NEW minister of finance Iipumbu Shiimi will this year be remembered as the first finance minister to have government debts of more than N$100 billion under his watch.
The N$72,8-billion budget tabled by Shiimi yesterday is the biggest in Namibian history, and comes at a time when the government's sources of revenue are set to significantly decrease. With the government's income during the 2020/21 financial year projected at N$51,4 billion, the budget shortfall will amount to a record N$21,4 billion.
The times are scary, and the impact of Covid-19 has put many countries in a very difficult position. Those which had accumulated buffers have received blows, but not as fatal as those which had not built up reserves.
Presenting the budget in the National Assembly, Shiimi said he was presenting it during one of the most challenging times in the global, regional and domestic economy.
Although times are tough, he assured that the government is on a saving mission this year.
"[This] budget aims to achieve four main goals: to save lives, save livelihoods, save jobs and incomes, and to place Namibia in a stronger position to thrive in the foreseeable future," he said.
The government's revenue from personal income tax and indirect taxes are set to decrease by more than 20%, pushing the treasury to either borrow more and further enslave future generations with more debt, or tap from savings.
Shiimi however said this year's budget is a "single-year" one, and will be financed through a combination of own savings and domestic and external borrowing, which will see government debt reaching N$117,5 billion, or 68,7% of gross domestic product (GDP).
The government's revenue outturn is expected to be N$51,4 billion - against total spending of N$72,8 billion, made up of N$57,9 billion in operational expenses, a development budget of about N$6,4 billion, and some N$8,4 billion to service the country's increasing national debt.
The minister said the Namibian economy is projected to contract by 6,6% in real terms this year, before returning to growth of 1,1% in 2021, and growth of between 2% and 3,6% in 2022.
He said this is mainly because net consumption and investments are expected to decline this year, and so will the final consumption of goods and services.
Should this materialise, government revenue will drop by at least N$8,3 billion, or 14,3% below the previous estimates for this year, reflecting the impact of the Covid-19 pandemic on various revenue streams.
This will leave a record budget deficit of 12,5% of GDP, which Shiimi said would be "a once-off rise, as government seeks to adequately respond to the challenges posed by Covid-19".
The social sector will account for the largest share of expenditure, at N$31,1 billion.
Leading this pack is the Ministry of Education, Arts and Culture, which will receive N$14,2 billion, followed by the Ministry of Health and Social Services at N$7,95 billion, and the Ministry of Gender Equality and Child Welfare with a budget allocation of N$5,3 billion.

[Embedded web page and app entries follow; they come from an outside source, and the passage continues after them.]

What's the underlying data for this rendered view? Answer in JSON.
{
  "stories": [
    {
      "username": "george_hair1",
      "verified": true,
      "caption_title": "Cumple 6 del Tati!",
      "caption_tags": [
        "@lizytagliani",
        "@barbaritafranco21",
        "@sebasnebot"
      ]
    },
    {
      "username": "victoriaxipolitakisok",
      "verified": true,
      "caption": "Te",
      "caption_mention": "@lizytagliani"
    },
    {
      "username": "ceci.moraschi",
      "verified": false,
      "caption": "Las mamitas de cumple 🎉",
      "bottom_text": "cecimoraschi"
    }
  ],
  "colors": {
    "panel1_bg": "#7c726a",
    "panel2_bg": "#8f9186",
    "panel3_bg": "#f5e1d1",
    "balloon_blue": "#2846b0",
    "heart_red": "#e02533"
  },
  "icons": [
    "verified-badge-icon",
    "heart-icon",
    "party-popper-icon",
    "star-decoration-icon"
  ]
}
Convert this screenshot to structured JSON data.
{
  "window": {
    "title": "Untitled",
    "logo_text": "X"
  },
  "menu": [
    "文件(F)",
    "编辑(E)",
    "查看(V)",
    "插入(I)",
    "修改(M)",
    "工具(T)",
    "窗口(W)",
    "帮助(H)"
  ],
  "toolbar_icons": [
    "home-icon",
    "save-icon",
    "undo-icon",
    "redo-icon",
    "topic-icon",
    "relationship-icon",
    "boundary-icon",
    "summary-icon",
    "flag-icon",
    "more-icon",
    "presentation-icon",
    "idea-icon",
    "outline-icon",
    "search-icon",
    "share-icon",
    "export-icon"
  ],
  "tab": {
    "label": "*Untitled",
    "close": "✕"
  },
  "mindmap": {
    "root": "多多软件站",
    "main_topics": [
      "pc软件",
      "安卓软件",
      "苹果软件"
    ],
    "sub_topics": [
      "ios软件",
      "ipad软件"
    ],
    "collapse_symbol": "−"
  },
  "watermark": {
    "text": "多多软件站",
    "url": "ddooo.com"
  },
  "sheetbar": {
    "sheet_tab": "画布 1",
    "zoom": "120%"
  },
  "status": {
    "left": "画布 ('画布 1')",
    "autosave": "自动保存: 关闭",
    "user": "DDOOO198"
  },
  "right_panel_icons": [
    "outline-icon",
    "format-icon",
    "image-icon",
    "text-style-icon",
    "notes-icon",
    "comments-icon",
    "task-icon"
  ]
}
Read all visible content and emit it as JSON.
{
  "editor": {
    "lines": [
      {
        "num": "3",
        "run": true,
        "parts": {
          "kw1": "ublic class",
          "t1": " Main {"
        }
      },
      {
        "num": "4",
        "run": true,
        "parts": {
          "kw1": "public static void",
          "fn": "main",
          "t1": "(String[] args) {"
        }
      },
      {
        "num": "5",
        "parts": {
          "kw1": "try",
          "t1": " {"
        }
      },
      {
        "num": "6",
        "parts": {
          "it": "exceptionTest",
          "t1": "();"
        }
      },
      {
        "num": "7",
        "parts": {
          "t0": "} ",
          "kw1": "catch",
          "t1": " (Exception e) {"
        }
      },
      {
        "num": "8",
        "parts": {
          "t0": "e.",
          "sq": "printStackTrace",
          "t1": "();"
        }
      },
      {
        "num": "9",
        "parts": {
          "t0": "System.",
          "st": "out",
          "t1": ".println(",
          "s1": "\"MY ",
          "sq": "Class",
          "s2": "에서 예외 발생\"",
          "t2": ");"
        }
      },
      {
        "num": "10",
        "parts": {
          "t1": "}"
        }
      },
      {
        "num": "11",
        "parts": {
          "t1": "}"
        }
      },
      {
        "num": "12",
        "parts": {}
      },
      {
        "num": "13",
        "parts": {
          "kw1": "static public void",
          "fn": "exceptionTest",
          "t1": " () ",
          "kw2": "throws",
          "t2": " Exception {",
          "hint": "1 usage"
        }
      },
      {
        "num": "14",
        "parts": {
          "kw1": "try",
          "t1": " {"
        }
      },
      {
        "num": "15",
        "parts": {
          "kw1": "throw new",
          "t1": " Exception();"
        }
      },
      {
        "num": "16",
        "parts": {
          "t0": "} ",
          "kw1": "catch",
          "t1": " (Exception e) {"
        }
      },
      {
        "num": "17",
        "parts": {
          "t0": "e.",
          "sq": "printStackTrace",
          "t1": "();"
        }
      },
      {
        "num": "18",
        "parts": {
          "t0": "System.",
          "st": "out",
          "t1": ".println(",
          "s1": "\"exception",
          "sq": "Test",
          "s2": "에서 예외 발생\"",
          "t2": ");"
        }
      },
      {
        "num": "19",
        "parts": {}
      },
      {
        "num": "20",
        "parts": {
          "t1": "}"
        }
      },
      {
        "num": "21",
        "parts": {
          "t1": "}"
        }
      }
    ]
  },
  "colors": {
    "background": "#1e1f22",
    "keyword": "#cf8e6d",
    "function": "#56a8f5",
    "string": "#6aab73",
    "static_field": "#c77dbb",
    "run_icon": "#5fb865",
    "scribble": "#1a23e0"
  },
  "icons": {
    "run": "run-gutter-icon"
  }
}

The Ministry of Higher Education, Training and Innovation is expected to receive N$3,3 billion, to be split among the University of Namibia (N$900,2 million), the Namibia University of Science and Technology (N$503,9 million) and the Namibia Students Financial Assistance Fund (N$1,5 billion, including a guarantee-backed loan facility of N$238 million).

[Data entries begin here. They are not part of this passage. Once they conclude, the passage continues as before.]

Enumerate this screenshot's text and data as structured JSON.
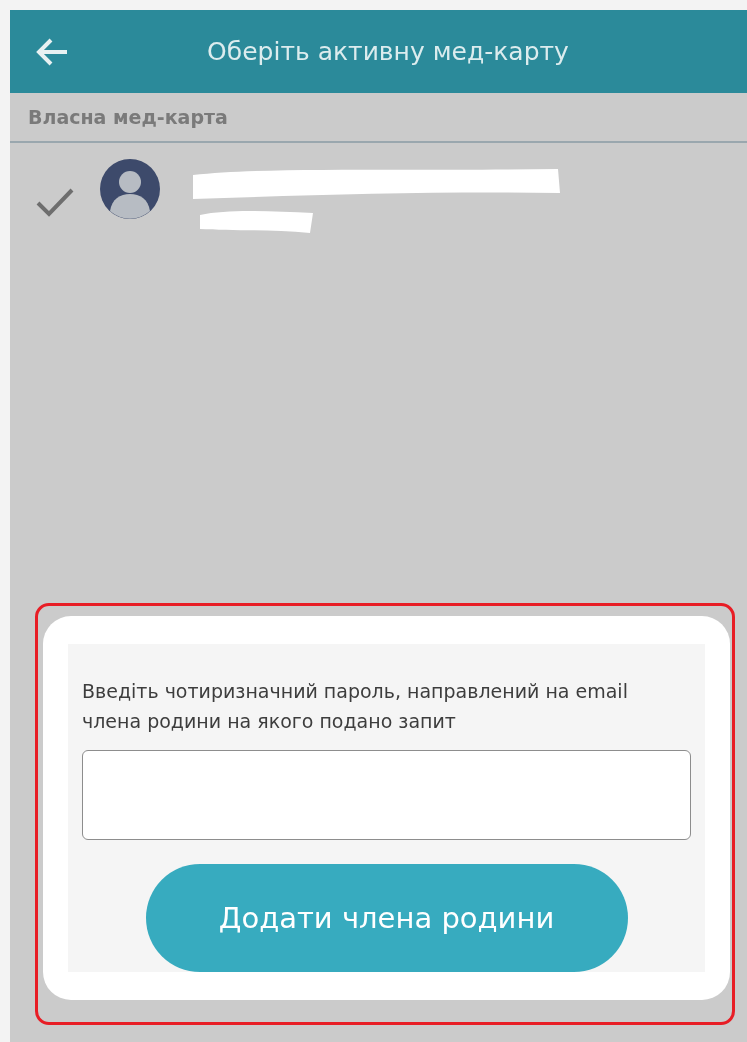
{
  "app_bar": {
    "title": "Оберіть активну мед-карту"
  },
  "section": {
    "title": "Власна мед-карта"
  },
  "cards": [
    {
      "selected": true,
      "redacted": true
    }
  ],
  "dialog": {
    "highlighted": true,
    "prompt": "Введіть чотиризначний пароль, направлений на email члена родини на якого подано запит",
    "button": "Додати члена родини"
  }
}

This social net is expected to take up almost half the budget.
The economic sector will be allocated N$14,2 billion, while public safety is to receive N$13,1 billion.
The Ministry of Defence and the Ministry of Finance are the kings of these sectors combined, with each set to be allocated N$6,2 billion.
The Ministry of Home Affairs, Immigration, Safety and Security will receive N$5,95 billion, while the Ministry of Works and Transport and the Ministry of Agriculture, Water and Forestry will receive a combined amount of N$3,7 billion.
The Ministry of Industrialisation and Trade is allocated N$174,8 million, the judiciary N$375,7 million, and the Ministry of Justice N$480,7 million.
The Anti-Corruption Commission is to receive N$61,6 million from the budget.
Tailing the allocations is the administrative sector, which will collect a combined N$4,5 billion. The Ministry of Urban and Rural Development is allocated N$1,7 billion, the Ministry of International Relations and Cooperation N$1 billion and a combined N$232 million is allocated to the National Assembly and the National Council.
Shiimi said given the challenging economic landscape, now is not the time to introduce new taxes.
He however said alcohol and tobacco use would become more expensive, with 'sin taxes' on wine and spirits to be hiked.
The minister said a packet of 20 cigarettes will cost an extra 74 cents, cigars will cost an extra N$6,73 per 23 grammes, and beer or cider will cost an extra eight cents per 340 millilitres.
Shiimi said the transitional arrangements for the establishment of the long-awaited Namibia Revenue Agency will begin this financial year.